Some years have featured a standard short form sent to most residents and a long form sent to about 16 percent of the population. The standard form hasn’t asked about citizenship since 1950; some long forms have, or asked about place of birth without asking about legal status. Still, many residents have declined to fill out the form for fears that the data might be used to conduct immigration roundups.
Cameron and Hidalgo counties, among others, have filed lawsuits in the past over census undercounts. A federal judge in January ordered that the government remove the citizenship question from the 2020 form — not because of the legality of the question itself but because the government was deceptive in trying to justify it.
The administration is expected to appeal, and plans to keep the question in sample forms that will be sent to local census centers this summer.

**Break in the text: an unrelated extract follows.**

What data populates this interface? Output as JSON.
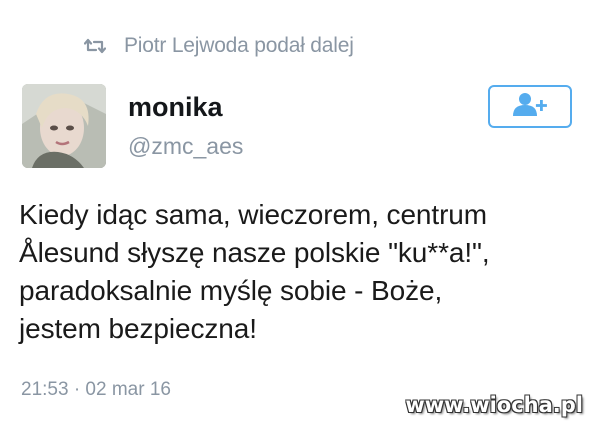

The Census Bureau’s own research concludes that including the question would lower the response rate and raise costs due to visits to households that didn’t send in the forms.
Acting Census Director Ron Jarmin testified before Congress last April and was directly asked if people who left the citizenship question blank would be counted. He assured lawmakers that they would.
“We process many surveys with incomplete responses,” Jarmin testified. “The census (was) certainly one of those in the past; it will be in the future.”
Federal law prohibits the Census Bureau from sharing its information with anyone else, including other federal agencies such as the Department of Homeland Security.
And although the law provides that refusal to answer or providing false answers to any question could result in a fine, it most likely would only prompt a call or visit from a census worker.
Some people have called for a total boycott of the census if the citizenship question is included. Theoretically, however, any repercussions would be the same whether people leave the one question unanswered or if they don’t fill out the form at all.
The benefits of the most accurate count possible outweigh any political statement that is made from a total boycott. Until the actual count commences, Americans should continue to lobby for the question to be kept off the forms, but plan to complete them regardless.